Brief:
Please filter the entries and return only the lines that include "Info".

Stored entries:
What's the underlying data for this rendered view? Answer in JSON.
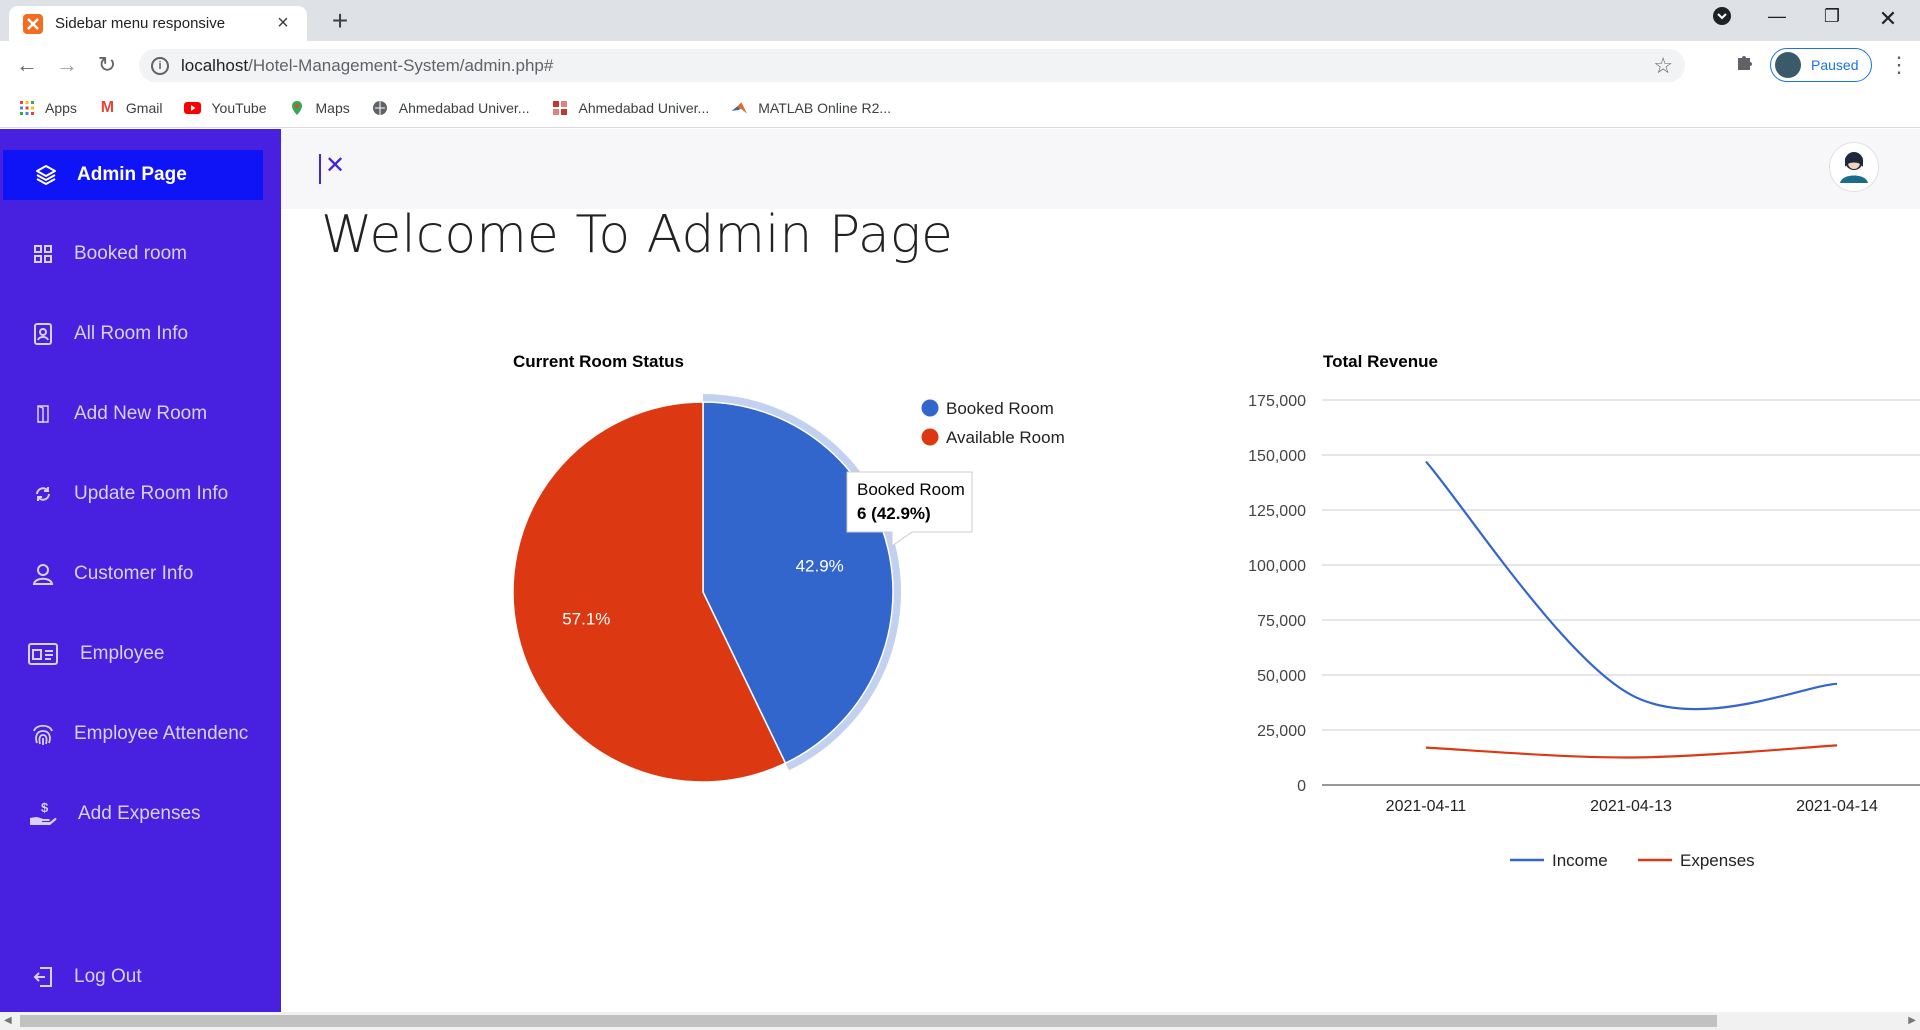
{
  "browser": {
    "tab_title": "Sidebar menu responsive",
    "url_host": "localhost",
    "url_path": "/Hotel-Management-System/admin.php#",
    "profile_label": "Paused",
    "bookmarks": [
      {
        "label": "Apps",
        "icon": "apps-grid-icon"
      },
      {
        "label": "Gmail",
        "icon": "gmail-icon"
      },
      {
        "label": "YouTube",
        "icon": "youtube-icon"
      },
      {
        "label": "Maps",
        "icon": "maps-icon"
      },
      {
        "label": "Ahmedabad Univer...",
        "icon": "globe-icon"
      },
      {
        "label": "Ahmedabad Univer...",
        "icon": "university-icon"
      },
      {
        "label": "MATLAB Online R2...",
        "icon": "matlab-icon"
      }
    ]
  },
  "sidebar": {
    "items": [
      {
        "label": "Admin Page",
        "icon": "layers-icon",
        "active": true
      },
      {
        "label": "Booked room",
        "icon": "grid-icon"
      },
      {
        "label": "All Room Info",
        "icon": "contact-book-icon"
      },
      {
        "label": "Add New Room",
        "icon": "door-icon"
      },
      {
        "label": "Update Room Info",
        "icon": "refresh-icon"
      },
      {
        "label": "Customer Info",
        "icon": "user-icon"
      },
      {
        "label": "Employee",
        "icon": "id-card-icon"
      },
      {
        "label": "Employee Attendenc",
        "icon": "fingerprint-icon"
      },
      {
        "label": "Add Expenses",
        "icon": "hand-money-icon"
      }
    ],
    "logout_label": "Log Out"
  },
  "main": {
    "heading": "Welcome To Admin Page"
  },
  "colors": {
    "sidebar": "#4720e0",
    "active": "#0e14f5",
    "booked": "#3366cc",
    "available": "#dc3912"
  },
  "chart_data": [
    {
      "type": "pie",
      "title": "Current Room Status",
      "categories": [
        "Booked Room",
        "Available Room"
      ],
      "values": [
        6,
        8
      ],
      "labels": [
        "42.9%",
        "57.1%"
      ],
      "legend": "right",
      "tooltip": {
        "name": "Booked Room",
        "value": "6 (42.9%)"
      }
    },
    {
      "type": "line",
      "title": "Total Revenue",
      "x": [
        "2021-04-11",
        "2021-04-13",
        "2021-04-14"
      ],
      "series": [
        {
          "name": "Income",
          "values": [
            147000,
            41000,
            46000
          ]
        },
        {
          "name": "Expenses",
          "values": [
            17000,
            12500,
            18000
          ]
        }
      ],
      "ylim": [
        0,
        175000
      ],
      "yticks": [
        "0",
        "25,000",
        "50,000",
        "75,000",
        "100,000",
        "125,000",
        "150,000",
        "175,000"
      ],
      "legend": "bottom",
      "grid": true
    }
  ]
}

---

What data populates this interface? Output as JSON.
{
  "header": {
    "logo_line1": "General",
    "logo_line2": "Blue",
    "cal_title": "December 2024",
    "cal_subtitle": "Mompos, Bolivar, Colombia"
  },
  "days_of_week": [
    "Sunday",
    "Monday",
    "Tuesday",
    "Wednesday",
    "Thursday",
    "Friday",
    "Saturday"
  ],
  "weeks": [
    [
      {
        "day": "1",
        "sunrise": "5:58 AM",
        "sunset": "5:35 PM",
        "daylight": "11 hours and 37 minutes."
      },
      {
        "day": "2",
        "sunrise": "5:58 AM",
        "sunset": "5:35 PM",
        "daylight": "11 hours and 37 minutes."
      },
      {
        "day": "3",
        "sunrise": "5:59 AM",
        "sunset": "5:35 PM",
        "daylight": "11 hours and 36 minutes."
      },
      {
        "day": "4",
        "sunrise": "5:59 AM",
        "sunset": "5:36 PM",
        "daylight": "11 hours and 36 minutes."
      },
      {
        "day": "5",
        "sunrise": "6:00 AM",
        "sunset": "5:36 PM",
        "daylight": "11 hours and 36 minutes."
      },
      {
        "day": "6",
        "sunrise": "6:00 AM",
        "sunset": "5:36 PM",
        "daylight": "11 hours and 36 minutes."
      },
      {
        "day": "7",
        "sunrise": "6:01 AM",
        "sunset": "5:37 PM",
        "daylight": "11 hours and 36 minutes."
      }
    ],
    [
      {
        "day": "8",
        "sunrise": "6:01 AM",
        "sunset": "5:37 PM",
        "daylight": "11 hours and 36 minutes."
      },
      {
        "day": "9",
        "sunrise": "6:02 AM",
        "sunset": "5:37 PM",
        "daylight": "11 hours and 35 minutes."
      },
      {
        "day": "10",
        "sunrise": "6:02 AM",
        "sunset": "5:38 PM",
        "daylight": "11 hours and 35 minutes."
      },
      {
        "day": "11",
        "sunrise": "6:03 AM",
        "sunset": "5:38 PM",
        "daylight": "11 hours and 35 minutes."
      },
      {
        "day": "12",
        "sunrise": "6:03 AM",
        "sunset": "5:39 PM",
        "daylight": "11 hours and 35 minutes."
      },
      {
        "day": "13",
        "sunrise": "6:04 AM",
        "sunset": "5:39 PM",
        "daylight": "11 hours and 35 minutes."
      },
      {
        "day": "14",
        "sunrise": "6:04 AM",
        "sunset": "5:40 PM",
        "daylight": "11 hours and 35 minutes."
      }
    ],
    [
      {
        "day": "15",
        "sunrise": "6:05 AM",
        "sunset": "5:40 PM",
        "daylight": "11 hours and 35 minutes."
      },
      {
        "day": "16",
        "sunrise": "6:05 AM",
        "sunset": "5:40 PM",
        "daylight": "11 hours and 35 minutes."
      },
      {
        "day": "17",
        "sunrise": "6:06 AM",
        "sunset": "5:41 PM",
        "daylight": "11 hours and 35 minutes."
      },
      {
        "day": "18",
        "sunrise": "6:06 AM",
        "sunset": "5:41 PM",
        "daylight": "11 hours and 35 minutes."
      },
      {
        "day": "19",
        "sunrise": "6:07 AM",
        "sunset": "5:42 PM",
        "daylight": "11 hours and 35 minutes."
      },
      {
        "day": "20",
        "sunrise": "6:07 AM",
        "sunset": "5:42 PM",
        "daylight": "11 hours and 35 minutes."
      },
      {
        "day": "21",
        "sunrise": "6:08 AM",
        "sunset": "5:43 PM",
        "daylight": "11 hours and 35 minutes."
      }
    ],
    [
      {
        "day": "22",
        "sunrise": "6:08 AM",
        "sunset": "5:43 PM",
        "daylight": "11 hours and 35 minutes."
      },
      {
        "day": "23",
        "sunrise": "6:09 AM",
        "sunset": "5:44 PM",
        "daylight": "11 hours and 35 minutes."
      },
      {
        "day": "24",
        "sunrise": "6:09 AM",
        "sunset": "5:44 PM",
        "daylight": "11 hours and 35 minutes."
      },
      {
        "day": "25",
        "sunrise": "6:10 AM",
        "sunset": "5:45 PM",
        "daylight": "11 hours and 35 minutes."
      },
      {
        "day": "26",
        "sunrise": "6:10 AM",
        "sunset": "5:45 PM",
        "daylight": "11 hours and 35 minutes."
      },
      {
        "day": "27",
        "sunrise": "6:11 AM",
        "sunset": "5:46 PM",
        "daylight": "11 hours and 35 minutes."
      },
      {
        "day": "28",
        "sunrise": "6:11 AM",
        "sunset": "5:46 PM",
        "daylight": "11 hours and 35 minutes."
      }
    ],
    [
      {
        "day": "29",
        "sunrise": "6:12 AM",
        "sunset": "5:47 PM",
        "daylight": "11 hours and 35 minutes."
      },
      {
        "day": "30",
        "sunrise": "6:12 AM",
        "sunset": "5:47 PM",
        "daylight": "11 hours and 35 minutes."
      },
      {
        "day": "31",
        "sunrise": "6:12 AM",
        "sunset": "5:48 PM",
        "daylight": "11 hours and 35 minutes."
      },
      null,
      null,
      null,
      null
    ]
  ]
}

Worked solution:
        "label": "All Room Info",
        "label": "Update Room Info",
        "label": "Customer Info",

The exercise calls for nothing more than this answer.